After sitting idle during a 20-month grounding, the Boeing 737 Max has been cleared by the Federal Aviation Administration to fly again in the US.
The jet has been grounded globally since March 2019 after two deadly crashes killed 346 people.
“The design and certification of this aircraft included an unprecedented level of collaborative and independent reviews by aviation authorities around the world,” the FAA said.
“Those regulators have indicated that Boeing’s design changes, together with the changes to crew procedures and training enhancements, will give them the confidence to validate the aircraft as safe to fly in their respective countries and regions.”
A long and much delayed safety review followed, causing significant costs and a loss of credibility for Boeing, as well as the FAA.
Boeing and the FAA have faced intense criticism for their so-called ‘cozy relationship.’
Airlines now have to train pilots and pull their 737 Max jets out of storage.
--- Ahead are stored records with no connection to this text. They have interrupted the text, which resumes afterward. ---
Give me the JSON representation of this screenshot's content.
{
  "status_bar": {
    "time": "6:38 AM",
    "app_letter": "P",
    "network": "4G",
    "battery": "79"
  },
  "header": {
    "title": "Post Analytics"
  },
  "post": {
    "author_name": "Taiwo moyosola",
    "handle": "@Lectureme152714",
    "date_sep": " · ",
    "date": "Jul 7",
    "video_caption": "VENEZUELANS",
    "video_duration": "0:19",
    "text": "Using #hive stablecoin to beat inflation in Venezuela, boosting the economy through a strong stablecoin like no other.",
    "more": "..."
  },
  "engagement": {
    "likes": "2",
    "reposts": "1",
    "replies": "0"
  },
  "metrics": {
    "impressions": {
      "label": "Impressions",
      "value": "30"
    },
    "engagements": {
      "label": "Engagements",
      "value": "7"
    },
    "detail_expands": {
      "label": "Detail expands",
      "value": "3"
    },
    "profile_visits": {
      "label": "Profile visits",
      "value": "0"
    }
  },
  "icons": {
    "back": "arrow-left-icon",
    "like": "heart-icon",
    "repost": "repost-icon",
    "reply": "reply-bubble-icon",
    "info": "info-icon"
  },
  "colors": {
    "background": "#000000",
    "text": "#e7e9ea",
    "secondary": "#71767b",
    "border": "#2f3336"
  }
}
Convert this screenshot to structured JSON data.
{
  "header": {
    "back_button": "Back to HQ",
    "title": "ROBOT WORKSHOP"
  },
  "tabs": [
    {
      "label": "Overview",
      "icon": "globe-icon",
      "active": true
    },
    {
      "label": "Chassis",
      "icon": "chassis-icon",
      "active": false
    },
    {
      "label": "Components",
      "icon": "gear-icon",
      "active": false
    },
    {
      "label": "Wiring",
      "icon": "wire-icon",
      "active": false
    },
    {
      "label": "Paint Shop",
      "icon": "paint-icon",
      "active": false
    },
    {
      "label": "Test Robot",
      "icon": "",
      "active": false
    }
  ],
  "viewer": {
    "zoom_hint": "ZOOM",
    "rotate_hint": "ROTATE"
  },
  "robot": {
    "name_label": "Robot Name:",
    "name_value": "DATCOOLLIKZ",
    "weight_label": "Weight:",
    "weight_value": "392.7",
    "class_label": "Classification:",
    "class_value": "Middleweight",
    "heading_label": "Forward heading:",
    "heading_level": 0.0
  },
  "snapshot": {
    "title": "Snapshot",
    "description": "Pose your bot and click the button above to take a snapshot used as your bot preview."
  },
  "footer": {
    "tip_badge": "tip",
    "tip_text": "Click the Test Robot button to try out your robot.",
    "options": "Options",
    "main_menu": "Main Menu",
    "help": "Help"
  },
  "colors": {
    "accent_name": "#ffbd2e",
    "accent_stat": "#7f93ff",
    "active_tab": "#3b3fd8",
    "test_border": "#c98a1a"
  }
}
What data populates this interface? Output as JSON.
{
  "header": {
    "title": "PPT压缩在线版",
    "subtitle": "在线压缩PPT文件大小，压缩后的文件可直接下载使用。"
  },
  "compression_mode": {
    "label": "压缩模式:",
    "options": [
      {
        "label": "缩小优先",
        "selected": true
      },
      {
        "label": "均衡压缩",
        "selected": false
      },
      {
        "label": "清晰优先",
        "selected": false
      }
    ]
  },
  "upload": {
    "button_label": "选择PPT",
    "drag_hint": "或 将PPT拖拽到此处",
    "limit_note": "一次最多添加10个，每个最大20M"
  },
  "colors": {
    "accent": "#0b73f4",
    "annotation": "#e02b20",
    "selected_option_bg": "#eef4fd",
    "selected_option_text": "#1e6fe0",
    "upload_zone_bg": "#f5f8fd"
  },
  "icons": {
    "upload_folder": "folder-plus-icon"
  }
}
That will likely take some weeks at least, while Boeing will now be able to deliver an estimated 450 Max jets ready for airline customers.
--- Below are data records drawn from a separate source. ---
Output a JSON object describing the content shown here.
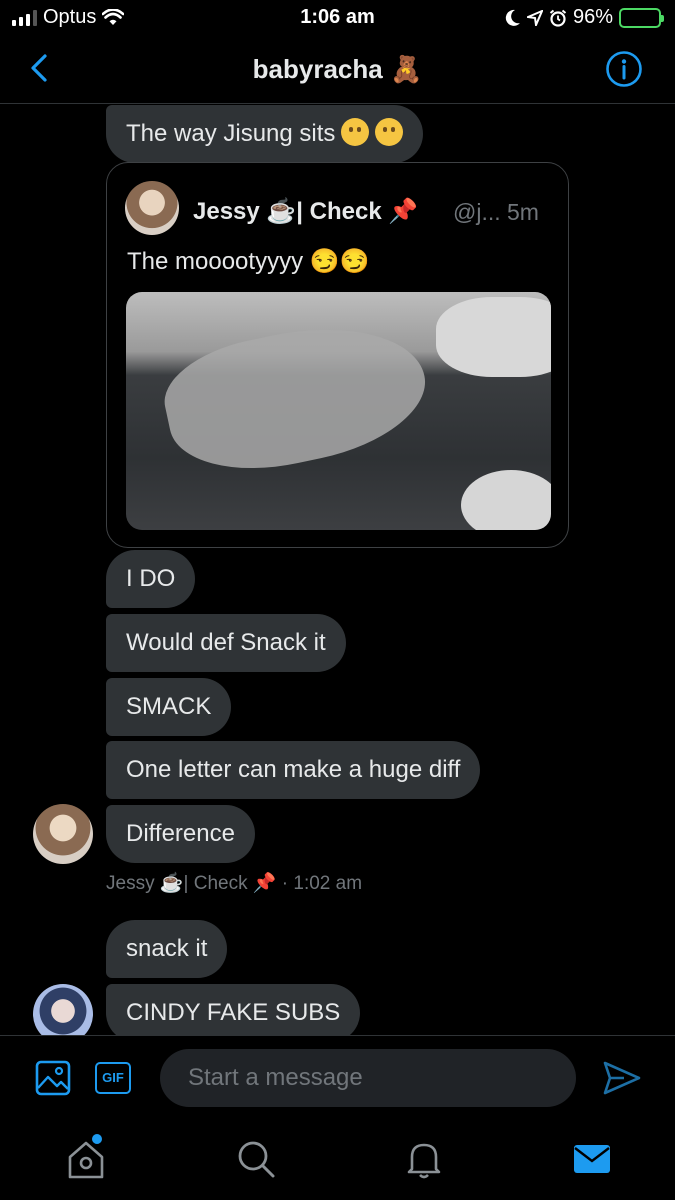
{
  "status_bar": {
    "carrier": "Optus",
    "time": "1:06 am",
    "battery": "96%"
  },
  "header": {
    "title": "babyracha 🧸"
  },
  "messages": [
    {
      "text": "The way Jisung sits",
      "emoji_count": 2
    },
    {
      "text": "I DO"
    },
    {
      "text": "Would def Snack it"
    },
    {
      "text": "SMACK"
    },
    {
      "text": "One letter can make a huge diff"
    },
    {
      "text": "Difference"
    },
    {
      "text": "snack it"
    },
    {
      "text": "CINDY FAKE SUBS"
    }
  ],
  "quoted_tweet": {
    "author": "Jessy ☕️| Check 📌",
    "handle_time": "@j... 5m",
    "text": "The mooootyyyy 😏😏"
  },
  "message_meta": "Jessy ☕️| Check 📌 · 1:02 am",
  "composer": {
    "placeholder": "Start a message",
    "gif_label": "GIF"
  },
  "colors": {
    "accent": "#1d9bf0",
    "bubble": "#2f3336",
    "background": "#000000"
  },
  "icons": {
    "back": "chevron-left-icon",
    "info": "info-icon",
    "media": "image-icon",
    "send": "send-icon",
    "tabs": [
      "home-icon",
      "search-icon",
      "bell-icon",
      "mail-icon"
    ]
  }
}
Boeing says it has a backlog of about 3,000 planes.
American Airlines is expected to be the first US airline to fly the aircraft commercially again.
It is targeting late December to operate commercial Max flights, while other carriers including Southwest and United Airlines expect the planes to return to their schedules in 2021.
Today’s announcement only affects US airlines. The Max jet has yet to be approved to relaunch in Europe.